Heidegger And Arendt
Martin Heidegger (1889 -- 1976) and Hannah Arendt (1906 -- 1975) were among the most influential Twentieth Century thinkers. The German philosopher Martin Heidegger remains best-known for "Being and Time" (1927) and for his later "turn" to poetry and exegesis. Hannah Arendt escaped from Nazi Germany and became and American citizen in 1951. She became a political philosopher and the author of books including "The Origins of Totalitarianism", "The Human Condition" and "Eichmann in Jerusalem." The long personal and intellectual relationship between Heidegger and Arendt is chronicled in this collection of letters written between 1925 -- 1975, published and annotated by Ursula Ludz.
In 1924, Arendt, a young and impressionable student, fell under the intellectual and personal influence of Heidegger at the University of Marburg. At the time, Heidegger was 35, married, a father, and working furiously on "Being and Time." The teacher and student began a passionate affair which gradually evolved into a lasting friendship.
The affair was intense on both sides. "I must come see you this evening and speak to your heart.", Heidegger writes to Arendt in the opening letter of October 11, 1925. In a much later letter of 1950, after the two had resumed contact after 25 years, Heidegger writes of a recent photograph of Arendt: "You do not realize that it is the same gaze that leaped toward me on the lectern -- oh it was and will remain eternity, from afar and intimacy."(letter no. 60) For her part, Arendt left Marburg abruptly in 1926 and soon thereafter made a bad marriage which ended in divorce. Arendt married her second husband, Heinrich Blucher, in 1940 and the marriage lasted until Blucher's death in 1970.
Ludz arranges the letters in the collection in three groups. The first group, headed "At first sight" covers the period between 1925 -- 1933 to include the love affair and its immediate aftermath. Notable in this group is the final letter, no.45 written by Heidegger in 1932 or 1933 in which he tries, in an unconvincing way, to respond to allegations of anti-semitism that Arendt had asked him about in a letter that has not survived.

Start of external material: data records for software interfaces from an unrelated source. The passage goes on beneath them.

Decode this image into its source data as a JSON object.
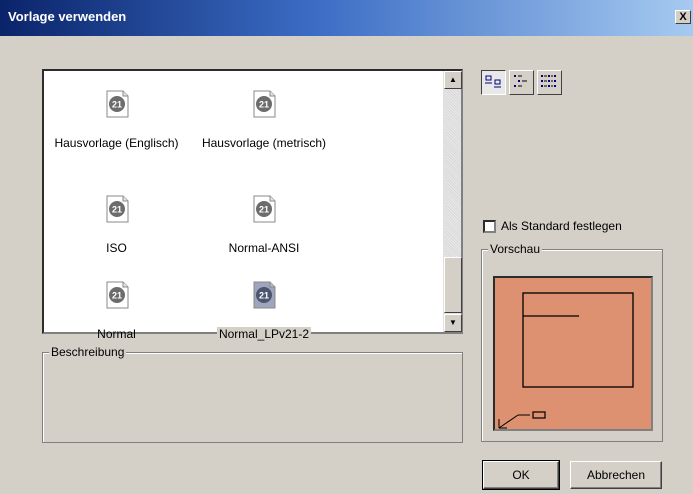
{
  "window": {
    "title": "Vorlage verwenden",
    "close_label": "X"
  },
  "templates": [
    {
      "label": "Hausvorlage (Englisch)",
      "selected": false,
      "icon": "template-file-icon"
    },
    {
      "label": "Hausvorlage (metrisch)",
      "selected": false,
      "icon": "template-file-icon"
    },
    {
      "label": "ISO",
      "selected": false,
      "icon": "template-file-icon"
    },
    {
      "label": "Normal-ANSI",
      "selected": false,
      "icon": "template-file-icon"
    },
    {
      "label": "Normal",
      "selected": false,
      "icon": "template-file-icon"
    },
    {
      "label": "Normal_LPv21-2",
      "selected": true,
      "icon": "template-file-icon"
    }
  ],
  "icon_glyph": "21",
  "scrollbar": {
    "up_arrow": "▲",
    "down_arrow": "▼"
  },
  "view_buttons": [
    {
      "name": "large-icons",
      "active": true
    },
    {
      "name": "list",
      "active": false
    },
    {
      "name": "details",
      "active": false
    }
  ],
  "default_checkbox": {
    "label": "Als Standard festlegen",
    "checked": false
  },
  "preview_group": {
    "label": "Vorschau"
  },
  "description_group": {
    "label": "Beschreibung",
    "text": ""
  },
  "buttons": {
    "ok": "OK",
    "cancel": "Abbrechen"
  },
  "colors": {
    "preview_bg": "#dd9170",
    "title_start": "#0a246a",
    "title_end": "#a6caf0",
    "dialog_bg": "#d4d0c8"
  }
}
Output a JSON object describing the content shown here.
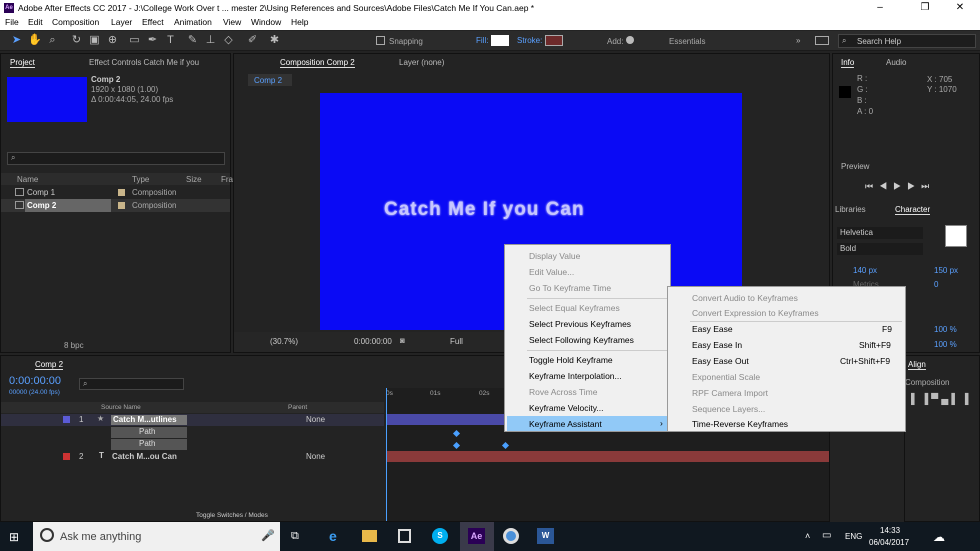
{
  "window": {
    "title": "Adobe After Effects CC 2017 - J:\\College Work Over t ... mester 2\\Using References and Sources\\Adobe Files\\Catch Me If You Can.aep *",
    "logo": "Ae"
  },
  "menubar": [
    "File",
    "Edit",
    "Composition",
    "Layer",
    "Effect",
    "Animation",
    "View",
    "Window",
    "Help"
  ],
  "toolbar": {
    "snapping": "Snapping",
    "fill": "Fill:",
    "stroke": "Stroke:",
    "add": "Add:",
    "workspace": "Essentials",
    "search_placeholder": "Search Help"
  },
  "project": {
    "tab": "Project",
    "tab2": "Effect Controls Catch Me if you",
    "comp_name": "Comp 2",
    "comp_size": "1920 x 1080 (1.00)",
    "comp_dur": "Δ 0:00:44:05, 24.00 fps",
    "thumb_color": "#0a0af5",
    "col_name": "Name",
    "col_type": "Type",
    "col_size": "Size",
    "col_fr": "Fra",
    "items": [
      {
        "name": "Comp 1",
        "type": "Composition"
      },
      {
        "name": "Comp 2",
        "type": "Composition"
      }
    ],
    "bpc": "8 bpc"
  },
  "comp": {
    "tab": "Composition Comp 2",
    "layer_tab": "Layer (none)",
    "sub_tab": "Comp 2",
    "title_text": "Catch Me If you Can",
    "zoom": "(30.7%)",
    "time": "0:00:00:00",
    "res": "Full"
  },
  "info": {
    "tab": "Info",
    "tab2": "Audio",
    "r": "R :",
    "g": "G :",
    "b": "B :",
    "a": "A : 0",
    "x": "X : 705",
    "y": "Y : 1070",
    "preview": "Preview",
    "libraries": "Libraries",
    "character": "Character",
    "font": "Helvetica",
    "style": "Bold",
    "size": "140 px",
    "leading": "150 px",
    "tracking": "0",
    "metrics": "Metrics",
    "scale": "100 %",
    "scale2": "100 %",
    "align": "Align",
    "composition": "Composition"
  },
  "timeline": {
    "tab": "Comp 2",
    "time": "0:00:00:00",
    "fps": "00000 (24.00 fps)",
    "source_name": "Source Name",
    "parent": "Parent",
    "ruler": [
      "0s",
      "01s",
      "02s"
    ],
    "toggle": "Toggle Switches / Modes",
    "layers": [
      {
        "num": "1",
        "name": "Catch M...utlines",
        "parent": "None",
        "color": "#5b5bd6"
      },
      {
        "num": "2",
        "name": "Catch M...ou Can",
        "parent": "None",
        "color": "#c33"
      }
    ],
    "paths": [
      "Path",
      "Path"
    ]
  },
  "context_menu": {
    "items": [
      {
        "label": "Display Value",
        "disabled": true
      },
      {
        "label": "Edit Value...",
        "disabled": true
      },
      {
        "label": "Go To Keyframe Time",
        "disabled": true
      },
      {
        "label": "Select Equal Keyframes",
        "disabled": true
      },
      {
        "label": "Select Previous Keyframes",
        "disabled": false
      },
      {
        "label": "Select Following Keyframes",
        "disabled": false
      },
      {
        "label": "Toggle Hold Keyframe",
        "disabled": false
      },
      {
        "label": "Keyframe Interpolation...",
        "disabled": false
      },
      {
        "label": "Rove Across Time",
        "disabled": true
      },
      {
        "label": "Keyframe Velocity...",
        "disabled": false
      },
      {
        "label": "Keyframe Assistant",
        "disabled": false
      }
    ]
  },
  "submenu": {
    "items": [
      {
        "label": "Convert Audio to Keyframes",
        "shortcut": "",
        "disabled": true
      },
      {
        "label": "Convert Expression to Keyframes",
        "shortcut": "",
        "disabled": true
      },
      {
        "label": "Easy Ease",
        "shortcut": "F9",
        "disabled": false
      },
      {
        "label": "Easy Ease In",
        "shortcut": "Shift+F9",
        "disabled": false
      },
      {
        "label": "Easy Ease Out",
        "shortcut": "Ctrl+Shift+F9",
        "disabled": false
      },
      {
        "label": "Exponential Scale",
        "shortcut": "",
        "disabled": true
      },
      {
        "label": "RPF Camera Import",
        "shortcut": "",
        "disabled": true
      },
      {
        "label": "Sequence Layers...",
        "shortcut": "",
        "disabled": true
      },
      {
        "label": "Time-Reverse Keyframes",
        "shortcut": "",
        "disabled": false
      }
    ]
  },
  "taskbar": {
    "search": "Ask me anything",
    "time": "14:33",
    "date": "06/04/2017",
    "lang": "ENG"
  }
}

In 1950, after an absence of 25 years, Arendt and Heidegger began to correspond, with Arendt visiting the philosopher and his wife, Elfride. This section of the letters, captioned "The second look" covers the period 1950-1965. Heidegger and Arendt have a difficult reconciliation, with Arendt struggling to allay the jealousy of Heidegger's wife, Elfride. Heidegger had at first concealed the affair from Elfride (research subsequent to the publication of this book shows that the Heidegger's had an "open marriage")and subsequently admitted to it. The issue, apparently, was the concealment. Heidegger and Arendt discuss in a restrained manner their former relationship, but these letters include a great deal of discussion of Heidegger's ongoing writings and reflections. Heidegger does not appear overly interested in Arendt's writings during this time. While the prose of the letters is restrained, Heidegger also wrote short poems for Arendt in these letters which, in their elliptical, philosophical way, testify to their former relationship as lovers.

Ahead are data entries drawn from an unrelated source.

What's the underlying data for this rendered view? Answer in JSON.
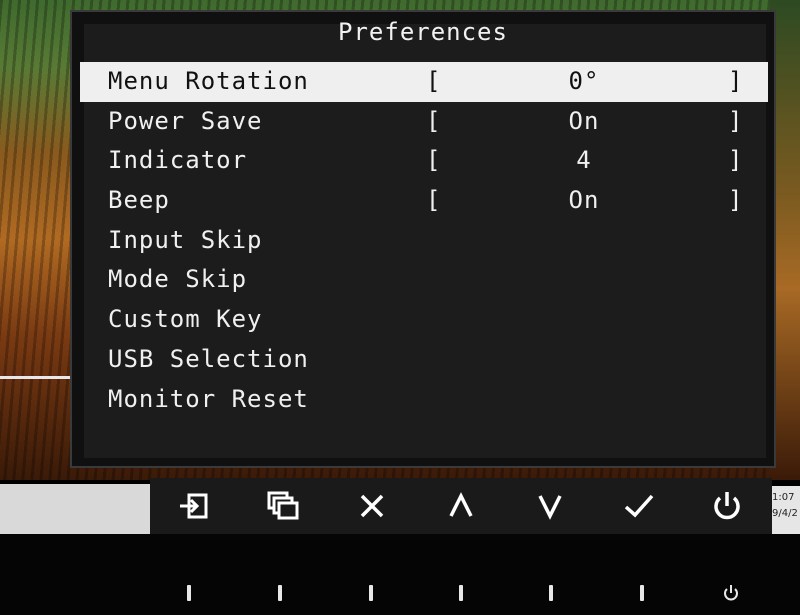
{
  "osd": {
    "title": "Preferences",
    "items": [
      {
        "label": "Menu Rotation",
        "value": "0°",
        "selected": true
      },
      {
        "label": "Power Save",
        "value": "On",
        "selected": false
      },
      {
        "label": "Indicator",
        "value": "4",
        "selected": false
      },
      {
        "label": "Beep",
        "value": "On",
        "selected": false
      },
      {
        "label": "Input Skip",
        "value": null,
        "selected": false
      },
      {
        "label": "Mode Skip",
        "value": null,
        "selected": false
      },
      {
        "label": "Custom Key",
        "value": null,
        "selected": false
      },
      {
        "label": "USB Selection",
        "value": null,
        "selected": false
      },
      {
        "label": "Monitor Reset",
        "value": null,
        "selected": false
      }
    ],
    "bracket_open": "[",
    "bracket_close": "]"
  },
  "guide_buttons": [
    {
      "icon": "input-switch-icon"
    },
    {
      "icon": "color-mode-icon"
    },
    {
      "icon": "close-icon"
    },
    {
      "icon": "chevron-up-icon"
    },
    {
      "icon": "chevron-down-icon"
    },
    {
      "icon": "checkmark-icon"
    },
    {
      "icon": "power-icon"
    }
  ],
  "taskbar": {
    "clock_time": "1:07",
    "clock_date": "9/4/2"
  },
  "colors": {
    "selected_row_bg": "#efefef",
    "osd_bg": "#1c1c1c",
    "text": "#f0f0f0"
  }
}
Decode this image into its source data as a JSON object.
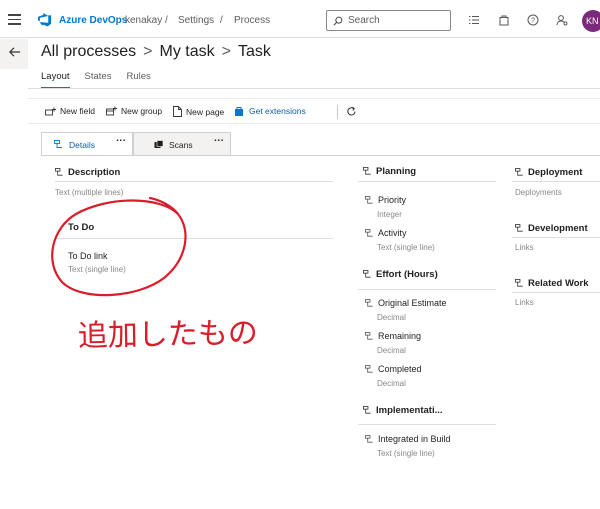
{
  "header": {
    "brand": "Azure DevOps",
    "org": "kenakay",
    "sep1": "/",
    "settings": "Settings",
    "sep2": "/",
    "process": "Process",
    "search_placeholder": "Search",
    "avatar_initials": "KN"
  },
  "breadcrumb": {
    "all": "All processes",
    "mytask": "My task",
    "task": "Task",
    "sep": ">"
  },
  "tabs": {
    "layout": "Layout",
    "states": "States",
    "rules": "Rules"
  },
  "toolbar": {
    "new_field": "New field",
    "new_group": "New group",
    "new_page": "New page",
    "get_extensions": "Get extensions"
  },
  "page_tabs": {
    "details": "Details",
    "scans": "Scans",
    "more": "..."
  },
  "col1": {
    "description": {
      "title": "Description",
      "type": "Text (multiple lines)"
    },
    "todo": {
      "title": "To Do",
      "field": "To Do link",
      "type": "Text (single line)"
    }
  },
  "col2": {
    "planning": {
      "title": "Planning",
      "fields": [
        {
          "label": "Priority",
          "type": "Integer"
        },
        {
          "label": "Activity",
          "type": "Text (single line)"
        }
      ]
    },
    "effort": {
      "title": "Effort (Hours)",
      "fields": [
        {
          "label": "Original Estimate",
          "type": "Decimal"
        },
        {
          "label": "Remaining",
          "type": "Decimal"
        },
        {
          "label": "Completed",
          "type": "Decimal"
        }
      ]
    },
    "implementation": {
      "title": "Implementati...",
      "fields": [
        {
          "label": "Integrated in Build",
          "type": "Text (single line)"
        }
      ]
    }
  },
  "col3": {
    "deployment": {
      "title": "Deployment",
      "type": "Deployments"
    },
    "development": {
      "title": "Development",
      "type": "Links"
    },
    "related": {
      "title": "Related Work",
      "type": "Links"
    }
  },
  "annotation": {
    "text": "追加したもの",
    "color": "#d81e2a"
  },
  "colors": {
    "accent": "#0078d4",
    "avatar": "#7a2a7a",
    "ink": "#d81e2a"
  }
}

The third set of letters, subtitled "Autumn" begins in 1966 and continues through 1975, just before Arendt's death. (An Epilogue includes correspondence from Heidegger on learning of her death.) These are intellectually the most interesting of the letters, as both Heidegger and Arendt discuss their ongoing writings and in a sometimes lively manner exchange ideas. The letters discuss the translation of Heidegger's works into English and their publication in the United States, Heidegger's organization of his unpublished papers, Heidegger and Elfride's move into retirement and Arendt's steadily increasing fame as a writer -- which Heidegger acknowledges at last. Heidegger continues to write and to quote poems and the two exchange and discuss their own books and the books of others. For example Arendt, sends Heidegger Melville's "Billy Budd", one of her favorite novels.
Most of the letters in the collection are by Heidegger, but Arendt more than holds her own. The lifelong influence of Heidegger upon Arendt comes through. The letters includes Arendt's famous lecture "Martin Heidegger at Eighty" delivered as a radio address on Heidegger's 80th birthday which Arendt sent to Heidegger as a birthday present. (Letter no 116) In this address, Arendt describes Heidegger's great influence of a generation of students, (especially herself) and his efforts to practice and teach thinking, among the rarest of gifts. She describes Heidegger's influence both in destroying traditional philosophy and in rehabilitating the nature of thought. The address also explores Heidegger's relationship with Nazism. Arendt attempts to downplay this part of Heidegger's life by calling it a brief mistake and by analogizing it with Plato's experiences with the tyrant Dionysus of Syracuse. Subsequent historical research has not been as gentle with Heidegger on this matter.
Both Heidegger and Arendt wrote these letters in a chaste style, but their early passion comes through. These letters will be valuable to those with an interest in either thinker. Reading these letters may also encourage exploration of the major works that Arendt and Heidegger intended for publication and for which they should be remembered.